Problem to solve: Write out the full set of records exactly. Any pictures in them do not belong in the copy.
Start of Exercise data
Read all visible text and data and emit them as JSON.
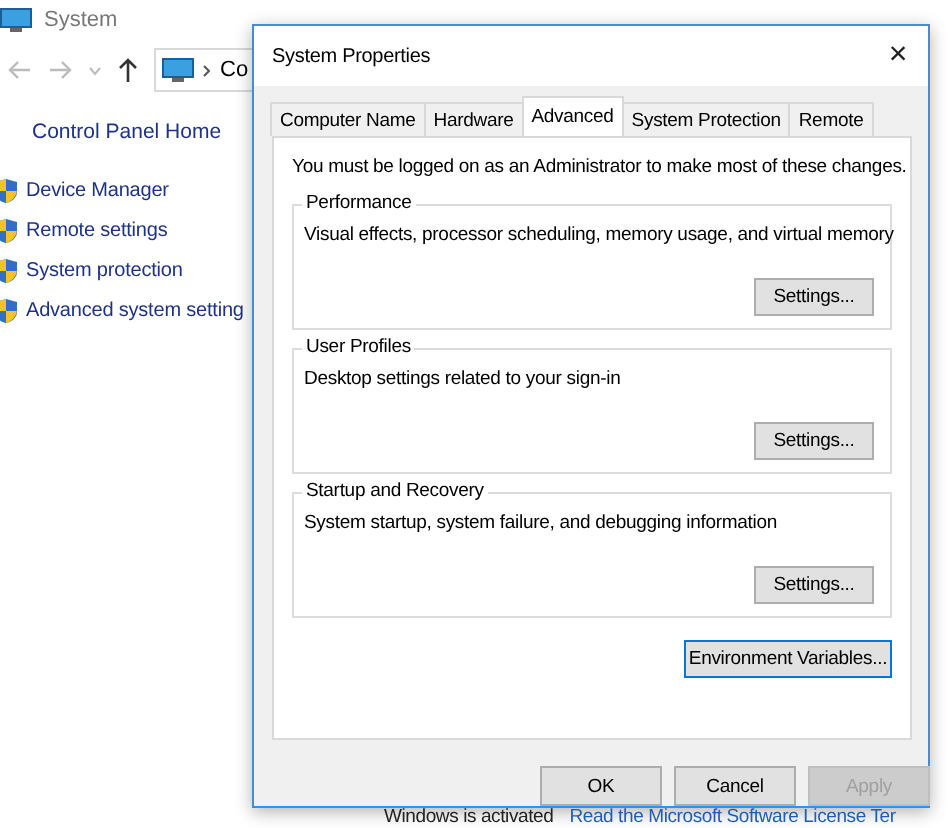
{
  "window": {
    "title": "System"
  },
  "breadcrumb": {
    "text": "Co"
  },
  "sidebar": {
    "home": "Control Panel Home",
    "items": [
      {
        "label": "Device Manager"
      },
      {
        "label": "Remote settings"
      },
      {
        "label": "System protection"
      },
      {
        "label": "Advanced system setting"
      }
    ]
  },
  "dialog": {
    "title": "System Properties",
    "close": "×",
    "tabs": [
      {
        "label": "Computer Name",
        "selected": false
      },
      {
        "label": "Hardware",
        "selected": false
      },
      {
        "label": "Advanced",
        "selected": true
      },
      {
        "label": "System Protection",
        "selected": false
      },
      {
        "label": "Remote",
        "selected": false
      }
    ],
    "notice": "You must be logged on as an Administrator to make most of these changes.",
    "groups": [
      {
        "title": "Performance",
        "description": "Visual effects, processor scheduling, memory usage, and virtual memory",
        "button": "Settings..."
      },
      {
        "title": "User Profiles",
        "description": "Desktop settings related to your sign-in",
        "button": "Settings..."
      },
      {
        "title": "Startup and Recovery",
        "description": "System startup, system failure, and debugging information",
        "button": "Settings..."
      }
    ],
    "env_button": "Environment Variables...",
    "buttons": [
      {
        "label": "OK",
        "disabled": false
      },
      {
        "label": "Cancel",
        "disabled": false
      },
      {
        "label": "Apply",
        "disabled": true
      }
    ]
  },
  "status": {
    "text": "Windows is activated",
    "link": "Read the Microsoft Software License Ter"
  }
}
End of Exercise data
Output for this exercise:
Read all visible text and data and emit them as JSON.
{
  "window": {
    "title": "System"
  },
  "breadcrumb": {
    "text": "Co"
  },
  "sidebar": {
    "home": "Control Panel Home",
    "items": [
      {
        "label": "Device Manager"
      },
      {
        "label": "Remote settings"
      },
      {
        "label": "System protection"
      },
      {
        "label": "Advanced system setting"
      }
    ]
  },
  "dialog": {
    "title": "System Properties",
    "close": "×",
    "tabs": [
      {
        "label": "Computer Name",
        "selected": false
      },
      {
        "label": "Hardware",
        "selected": false
      },
      {
        "label": "Advanced",
        "selected": true
      },
      {
        "label": "System Protection",
        "selected": false
      },
      {
        "label": "Remote",
        "selected": false
      }
    ],
    "notice": "You must be logged on as an Administrator to make most of these changes.",
    "groups": [
      {
        "title": "Performance",
        "description": "Visual effects, processor scheduling, memory usage, and virtual memory",
        "button": "Settings..."
      },
      {
        "title": "User Profiles",
        "description": "Desktop settings related to your sign-in",
        "button": "Settings..."
      },
      {
        "title": "Startup and Recovery",
        "description": "System startup, system failure, and debugging information",
        "button": "Settings..."
      }
    ],
    "env_button": "Environment Variables...",
    "buttons": [
      {
        "label": "OK",
        "disabled": false
      },
      {
        "label": "Cancel",
        "disabled": false
      },
      {
        "label": "Apply",
        "disabled": true
      }
    ]
  },
  "status": {
    "text": "Windows is activated",
    "link": "Read the Microsoft Software License Ter"
  }
}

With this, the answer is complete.